Organic PlottingBy Charity Tahmaseb
If you asked me a few months back whether I’m a plotter or a pantzer, I would’ve have answered like Terry. I don’t plot. Then I joined a group of writers for discussions on craft and the topic came up of how we prepare to write.
Now, I definitely dive in and write a few scenes. It’s like flirting and dating. And since I’m currently not being paid to write novels, I need to look at the long term. Do I love these characters enough that the journey is worth the effort, even if the destination ultimately doesn’t end in a contract?
Once I get I yes, I’m off and running.
Because there are the character bios. And then the major plot points. After that? Well, then I do scene cards for every scene I can think of. And then I never look at them again. Somewhere in there, I’ll make a collage, a soundtrack, and maybe take a stab at a working outline.
Have I mentioned yet that I don’t think of any of this as plotting? But apparently others do. So much so, that I was hesitant about mentioning how I take my characters shopping at Target.

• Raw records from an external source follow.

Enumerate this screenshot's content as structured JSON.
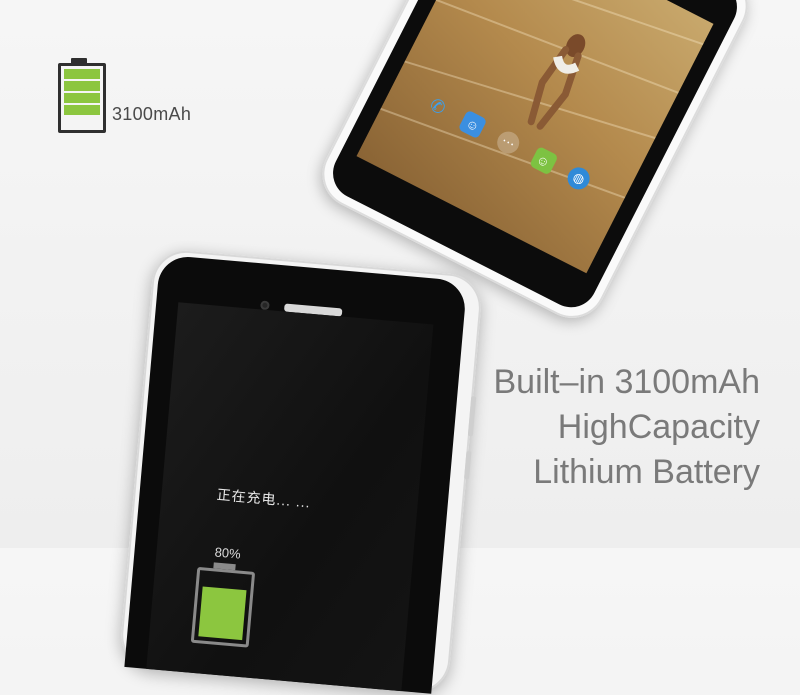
{
  "badge": {
    "capacity": "3100mAh",
    "battery_segments": 4,
    "color": "#8cc63f"
  },
  "tablet_bottom": {
    "charging_text": "正在充电... ...",
    "charge_percent_text": "80%",
    "charge_level": 0.8
  },
  "headline": {
    "line1": "Built–in 3100mAh",
    "line2": "HighCapacity",
    "line3": "Lithium Battery"
  }
}
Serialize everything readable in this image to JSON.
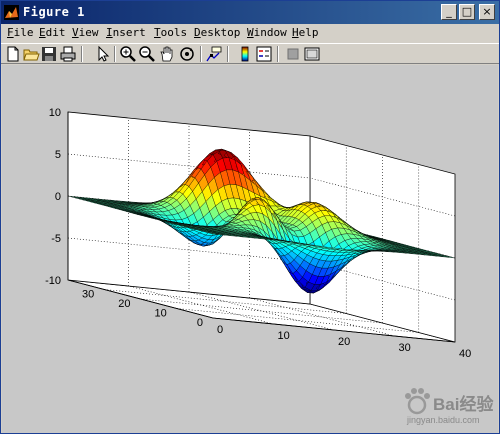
{
  "window": {
    "title": "Figure 1"
  },
  "title_buttons": {
    "minimize": "_",
    "maximize": "□",
    "close": "×"
  },
  "menu": [
    "File",
    "Edit",
    "View",
    "Insert",
    "Tools",
    "Desktop",
    "Window",
    "Help"
  ],
  "toolbar": [
    "new-figure-icon",
    "open-file-icon",
    "save-icon",
    "print-icon",
    "pointer-icon",
    "zoom-in-icon",
    "zoom-out-icon",
    "pan-icon",
    "rotate-3d-icon",
    "data-cursor-icon",
    "colorbar-icon",
    "legend-icon",
    "hide-plot-tools-icon",
    "show-plot-tools-icon"
  ],
  "chart_data": {
    "type": "surface",
    "function": "peaks",
    "x_ticks": [
      "0",
      "10",
      "20",
      "30",
      "40"
    ],
    "y_ticks": [
      "0",
      "10",
      "20",
      "30"
    ],
    "z_ticks": [
      "-10",
      "-5",
      "0",
      "5",
      "10"
    ],
    "zlim": [
      -10,
      10
    ],
    "grid": true,
    "colormap": "jet"
  },
  "watermark": {
    "text": "Bai经验",
    "url": "jingyan.baidu.com"
  }
}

I have a friend who outlines in an Excel spreadsheet, both on-stage scenes and behind-the-scenes activities. I think he color codes and uses a white board and Post-it notes. He doesn’t move on until all the activities in a single, designated step are complete to his satisfaction.
Now that’s plotting. None of what I do is very linear. For me, it’s more like a giant puzzle and if I get stuck on one part, I’ll work on something else. I’ll write a scene or make a playlist for the prom my YA characters are attending.
For me, there isn’t a story problem I can’t solve without a little time and a little compost.
Organic plotting. I like it.